» Action item
Among the records below, find the lines containing "Update" and state only how many there are.

» Data provided
########

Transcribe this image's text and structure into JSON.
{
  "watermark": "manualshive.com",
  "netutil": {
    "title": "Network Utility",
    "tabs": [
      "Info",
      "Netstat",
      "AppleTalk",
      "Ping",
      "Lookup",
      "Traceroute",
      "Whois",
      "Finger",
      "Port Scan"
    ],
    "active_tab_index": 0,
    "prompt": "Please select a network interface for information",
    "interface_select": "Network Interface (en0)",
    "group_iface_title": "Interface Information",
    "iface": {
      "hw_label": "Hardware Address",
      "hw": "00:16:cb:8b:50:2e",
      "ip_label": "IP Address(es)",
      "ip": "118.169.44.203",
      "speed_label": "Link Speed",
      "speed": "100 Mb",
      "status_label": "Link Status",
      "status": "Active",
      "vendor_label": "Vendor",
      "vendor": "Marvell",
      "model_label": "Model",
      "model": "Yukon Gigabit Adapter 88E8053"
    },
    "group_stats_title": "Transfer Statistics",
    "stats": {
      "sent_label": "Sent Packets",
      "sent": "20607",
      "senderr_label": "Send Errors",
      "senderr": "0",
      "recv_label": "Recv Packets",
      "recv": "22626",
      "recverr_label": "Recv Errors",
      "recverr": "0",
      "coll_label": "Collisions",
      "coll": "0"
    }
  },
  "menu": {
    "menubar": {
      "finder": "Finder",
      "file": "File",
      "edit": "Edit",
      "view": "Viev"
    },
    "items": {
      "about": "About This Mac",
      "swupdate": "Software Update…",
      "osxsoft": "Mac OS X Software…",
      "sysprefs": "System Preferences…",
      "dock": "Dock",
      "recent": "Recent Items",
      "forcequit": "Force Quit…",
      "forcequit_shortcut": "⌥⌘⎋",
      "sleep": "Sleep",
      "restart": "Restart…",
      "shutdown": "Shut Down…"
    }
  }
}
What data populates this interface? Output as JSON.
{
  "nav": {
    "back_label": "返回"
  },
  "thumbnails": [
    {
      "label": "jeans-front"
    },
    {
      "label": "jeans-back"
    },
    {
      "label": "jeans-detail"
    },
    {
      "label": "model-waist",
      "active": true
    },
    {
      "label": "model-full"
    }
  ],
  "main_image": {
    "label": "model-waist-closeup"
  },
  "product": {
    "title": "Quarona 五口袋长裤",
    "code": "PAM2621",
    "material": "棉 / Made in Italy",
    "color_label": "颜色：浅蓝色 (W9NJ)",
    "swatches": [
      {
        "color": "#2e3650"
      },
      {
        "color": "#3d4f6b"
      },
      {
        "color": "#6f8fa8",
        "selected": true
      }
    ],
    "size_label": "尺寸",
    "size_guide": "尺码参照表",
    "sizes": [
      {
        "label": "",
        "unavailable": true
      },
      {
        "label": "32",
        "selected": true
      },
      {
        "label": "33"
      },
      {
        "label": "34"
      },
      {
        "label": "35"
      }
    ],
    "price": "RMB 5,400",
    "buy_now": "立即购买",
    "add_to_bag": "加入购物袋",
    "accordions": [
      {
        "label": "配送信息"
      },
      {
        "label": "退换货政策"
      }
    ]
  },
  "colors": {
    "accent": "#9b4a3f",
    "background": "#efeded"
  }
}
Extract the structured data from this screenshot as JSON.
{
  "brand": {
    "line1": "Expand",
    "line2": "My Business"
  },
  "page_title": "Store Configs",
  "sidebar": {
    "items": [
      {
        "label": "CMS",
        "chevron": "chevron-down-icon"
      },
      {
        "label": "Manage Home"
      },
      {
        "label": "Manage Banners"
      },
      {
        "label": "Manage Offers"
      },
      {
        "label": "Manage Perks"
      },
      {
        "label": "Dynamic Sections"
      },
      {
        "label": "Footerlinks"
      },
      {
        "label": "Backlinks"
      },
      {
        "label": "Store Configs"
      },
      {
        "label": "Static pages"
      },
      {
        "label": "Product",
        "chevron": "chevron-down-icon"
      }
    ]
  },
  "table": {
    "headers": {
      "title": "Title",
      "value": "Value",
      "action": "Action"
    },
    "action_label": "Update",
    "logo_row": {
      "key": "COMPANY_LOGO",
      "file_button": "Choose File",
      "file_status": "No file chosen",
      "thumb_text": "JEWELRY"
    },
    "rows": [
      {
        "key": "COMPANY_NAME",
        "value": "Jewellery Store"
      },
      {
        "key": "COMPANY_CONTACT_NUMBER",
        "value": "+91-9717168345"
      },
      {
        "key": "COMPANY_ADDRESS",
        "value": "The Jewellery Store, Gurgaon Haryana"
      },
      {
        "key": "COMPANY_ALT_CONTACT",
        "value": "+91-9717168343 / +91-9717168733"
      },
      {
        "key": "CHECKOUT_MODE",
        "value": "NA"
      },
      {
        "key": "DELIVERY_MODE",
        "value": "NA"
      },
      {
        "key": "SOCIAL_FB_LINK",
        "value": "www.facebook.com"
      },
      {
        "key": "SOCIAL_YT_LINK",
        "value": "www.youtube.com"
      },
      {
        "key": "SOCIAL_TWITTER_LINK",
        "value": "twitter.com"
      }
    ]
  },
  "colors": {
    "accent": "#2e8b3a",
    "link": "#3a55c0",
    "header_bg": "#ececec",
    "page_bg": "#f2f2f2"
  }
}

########

» Answer to the exercise
2